The amendment that the coalition will seek to move during the committee stage is an attempt to set a level for this benchmark interest rate under capital protected borrowings that equates the cost of the component required for capital protection equivalent to the cost of acquiring separate protection. Given that this was the original goal of the legislation in establishing a threshold, it would seem to the coalition to be the more sensible approach. I appreciate that this is all very technical. However, the consequences in the marketplace have been real and immediate. It is not in our national interest for this sort of gung-ho, ad hoc approach by government to prevent people from accessing the share market in a prudent way where they essentially provide insurance for themselves in the context of their investments. The coalition amendment would establish that the benchmark interest rate for capital protected borrowings would be at the midpoint between the indicator rates for standard variable rate housing loans and the personal unsecured variable rate loans as published by the Reserve Bank. We think that this is a more appropriate compromise position between the status quo and what the government has been trying to do since May 2008.

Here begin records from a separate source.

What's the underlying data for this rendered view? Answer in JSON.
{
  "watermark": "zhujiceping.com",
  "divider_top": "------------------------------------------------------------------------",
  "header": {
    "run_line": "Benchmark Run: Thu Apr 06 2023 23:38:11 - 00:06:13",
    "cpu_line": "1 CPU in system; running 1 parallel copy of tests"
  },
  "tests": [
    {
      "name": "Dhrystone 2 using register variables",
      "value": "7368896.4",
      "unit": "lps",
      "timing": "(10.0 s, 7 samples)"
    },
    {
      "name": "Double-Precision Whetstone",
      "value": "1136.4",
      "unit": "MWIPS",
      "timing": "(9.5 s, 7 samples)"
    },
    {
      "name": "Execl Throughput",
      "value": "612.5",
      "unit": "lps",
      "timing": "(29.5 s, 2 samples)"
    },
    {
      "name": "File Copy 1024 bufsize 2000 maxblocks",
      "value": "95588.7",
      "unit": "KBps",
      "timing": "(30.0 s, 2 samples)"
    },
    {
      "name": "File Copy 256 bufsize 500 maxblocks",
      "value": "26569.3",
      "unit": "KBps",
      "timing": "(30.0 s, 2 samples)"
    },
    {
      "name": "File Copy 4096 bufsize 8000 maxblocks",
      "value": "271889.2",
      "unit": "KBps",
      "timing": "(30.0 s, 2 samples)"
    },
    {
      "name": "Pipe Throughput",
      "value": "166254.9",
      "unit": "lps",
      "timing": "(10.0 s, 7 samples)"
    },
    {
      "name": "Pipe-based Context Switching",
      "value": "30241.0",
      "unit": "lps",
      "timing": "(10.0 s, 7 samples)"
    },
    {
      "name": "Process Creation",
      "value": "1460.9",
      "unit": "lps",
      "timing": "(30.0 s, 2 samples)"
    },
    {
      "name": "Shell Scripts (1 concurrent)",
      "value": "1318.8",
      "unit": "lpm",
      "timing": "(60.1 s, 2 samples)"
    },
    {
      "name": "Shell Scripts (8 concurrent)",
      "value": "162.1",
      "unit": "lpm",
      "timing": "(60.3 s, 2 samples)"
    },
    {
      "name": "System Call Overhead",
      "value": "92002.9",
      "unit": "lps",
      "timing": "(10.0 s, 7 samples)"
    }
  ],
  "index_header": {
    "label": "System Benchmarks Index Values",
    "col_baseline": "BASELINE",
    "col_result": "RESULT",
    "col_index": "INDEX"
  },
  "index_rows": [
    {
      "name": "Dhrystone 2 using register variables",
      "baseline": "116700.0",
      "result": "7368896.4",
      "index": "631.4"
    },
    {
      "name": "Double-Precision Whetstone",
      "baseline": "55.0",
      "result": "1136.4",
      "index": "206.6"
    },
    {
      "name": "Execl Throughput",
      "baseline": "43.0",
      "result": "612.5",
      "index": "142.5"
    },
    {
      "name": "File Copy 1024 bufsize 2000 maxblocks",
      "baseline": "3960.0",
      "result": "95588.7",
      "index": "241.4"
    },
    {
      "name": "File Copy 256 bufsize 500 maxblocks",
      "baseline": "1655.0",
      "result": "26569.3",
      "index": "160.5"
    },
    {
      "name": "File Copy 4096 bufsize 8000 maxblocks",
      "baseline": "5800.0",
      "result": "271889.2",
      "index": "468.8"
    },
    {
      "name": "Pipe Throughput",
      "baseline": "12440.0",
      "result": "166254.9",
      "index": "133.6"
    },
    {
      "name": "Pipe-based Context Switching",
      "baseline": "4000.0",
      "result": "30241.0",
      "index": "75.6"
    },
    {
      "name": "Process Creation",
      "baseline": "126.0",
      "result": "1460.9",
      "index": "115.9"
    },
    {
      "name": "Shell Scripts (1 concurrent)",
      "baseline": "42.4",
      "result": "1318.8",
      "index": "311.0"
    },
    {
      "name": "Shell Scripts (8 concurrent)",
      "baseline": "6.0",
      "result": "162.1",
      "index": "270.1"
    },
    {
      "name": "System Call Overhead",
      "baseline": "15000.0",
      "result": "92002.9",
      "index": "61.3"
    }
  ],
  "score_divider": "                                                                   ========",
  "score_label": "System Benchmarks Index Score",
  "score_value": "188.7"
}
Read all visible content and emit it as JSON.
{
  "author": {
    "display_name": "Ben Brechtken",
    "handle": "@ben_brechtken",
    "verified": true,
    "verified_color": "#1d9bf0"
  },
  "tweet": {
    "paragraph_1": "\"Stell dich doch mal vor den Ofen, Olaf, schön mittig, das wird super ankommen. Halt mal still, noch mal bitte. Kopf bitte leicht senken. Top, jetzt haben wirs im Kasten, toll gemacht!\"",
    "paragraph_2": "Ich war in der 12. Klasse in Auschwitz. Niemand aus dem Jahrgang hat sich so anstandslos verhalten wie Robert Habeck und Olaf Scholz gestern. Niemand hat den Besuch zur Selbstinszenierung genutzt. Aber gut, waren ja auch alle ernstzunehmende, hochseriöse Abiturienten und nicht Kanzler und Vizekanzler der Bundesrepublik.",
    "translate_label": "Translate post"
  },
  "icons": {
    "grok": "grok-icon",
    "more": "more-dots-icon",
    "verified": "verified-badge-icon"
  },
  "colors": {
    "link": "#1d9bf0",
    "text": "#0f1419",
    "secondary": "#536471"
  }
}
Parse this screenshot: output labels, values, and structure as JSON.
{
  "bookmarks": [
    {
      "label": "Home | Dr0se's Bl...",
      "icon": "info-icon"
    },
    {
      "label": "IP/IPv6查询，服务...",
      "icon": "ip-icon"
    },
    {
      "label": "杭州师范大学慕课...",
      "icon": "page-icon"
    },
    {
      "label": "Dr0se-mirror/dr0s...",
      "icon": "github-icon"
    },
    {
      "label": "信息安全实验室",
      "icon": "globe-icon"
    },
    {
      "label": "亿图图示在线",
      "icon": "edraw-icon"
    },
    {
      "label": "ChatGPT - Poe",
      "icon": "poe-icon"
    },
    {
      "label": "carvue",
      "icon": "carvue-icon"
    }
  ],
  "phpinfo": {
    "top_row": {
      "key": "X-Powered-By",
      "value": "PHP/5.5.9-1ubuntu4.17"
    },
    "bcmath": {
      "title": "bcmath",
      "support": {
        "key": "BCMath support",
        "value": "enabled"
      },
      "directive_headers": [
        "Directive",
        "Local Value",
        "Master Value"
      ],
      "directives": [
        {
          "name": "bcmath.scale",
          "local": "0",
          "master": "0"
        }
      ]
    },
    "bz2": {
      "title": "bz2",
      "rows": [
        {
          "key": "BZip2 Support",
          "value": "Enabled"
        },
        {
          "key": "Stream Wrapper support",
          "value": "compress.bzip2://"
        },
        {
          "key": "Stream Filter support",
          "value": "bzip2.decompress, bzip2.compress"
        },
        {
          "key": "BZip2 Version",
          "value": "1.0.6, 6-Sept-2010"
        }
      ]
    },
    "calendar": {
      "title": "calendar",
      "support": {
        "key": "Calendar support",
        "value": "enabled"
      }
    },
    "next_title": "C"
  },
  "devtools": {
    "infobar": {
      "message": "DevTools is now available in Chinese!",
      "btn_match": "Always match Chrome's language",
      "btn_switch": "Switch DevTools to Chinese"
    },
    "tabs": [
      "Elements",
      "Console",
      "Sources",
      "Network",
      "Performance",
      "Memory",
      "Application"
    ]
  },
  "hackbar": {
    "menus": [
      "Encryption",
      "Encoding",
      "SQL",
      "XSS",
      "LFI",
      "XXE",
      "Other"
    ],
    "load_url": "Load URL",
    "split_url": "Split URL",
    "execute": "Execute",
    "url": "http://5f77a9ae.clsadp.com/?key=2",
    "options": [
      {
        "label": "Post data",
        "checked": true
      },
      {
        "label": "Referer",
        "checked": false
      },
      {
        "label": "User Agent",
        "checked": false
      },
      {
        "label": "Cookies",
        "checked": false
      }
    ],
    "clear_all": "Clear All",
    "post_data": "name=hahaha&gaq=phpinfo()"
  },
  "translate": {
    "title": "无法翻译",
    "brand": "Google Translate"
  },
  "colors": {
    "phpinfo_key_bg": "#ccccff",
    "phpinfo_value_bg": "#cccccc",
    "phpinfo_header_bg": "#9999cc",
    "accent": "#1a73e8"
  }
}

Evidence presented to the inquiry by Treasury suggests that the government's revenue estimates in relation to the original proposal and this amendment are highly overstated and unlikely to be achieved. In an exchange between Senator Bushby and Treasury, Senator Bushby asked:

Have you done any seat-of-the-pants calculations on what you think the impact that might have?

Dr Lynch said:

… we advised Treasury in 2008, that the market would fall back substantially. It has done that.

So the government knew that the market was going to fall back substantially and they still pressed ahead. Dr Lynch continued:

Further, the level of activity in the income generator within that part of the industry has declined commensurately. Also the number of people employed in that part of the industry has been reduced. For a variety of reasons we think revenue certainly will not meet the expectations that are in the forecast. We cannot be precise with those numbers because I do not have the full basis behind the Treasury estimates.

Dr Lynch further said:

Looking at the longer term, if the market continues in the direction it is going at the present, there will not be very much revenue collected at all through this process.

As such, the fiscal impact of the proposed coalition amendment is assessed as minimal, which is consistent with the AFMA's evidence to the committee. I appreciate tax laws amendment bills are mostly very technical in nature. This bill deals with a broad cross-section of issues. All but one will be supported by the coalition. We will seek to make an amendment to the benchmark interest rate for capital protected borrowings, consistent with what I have outlined.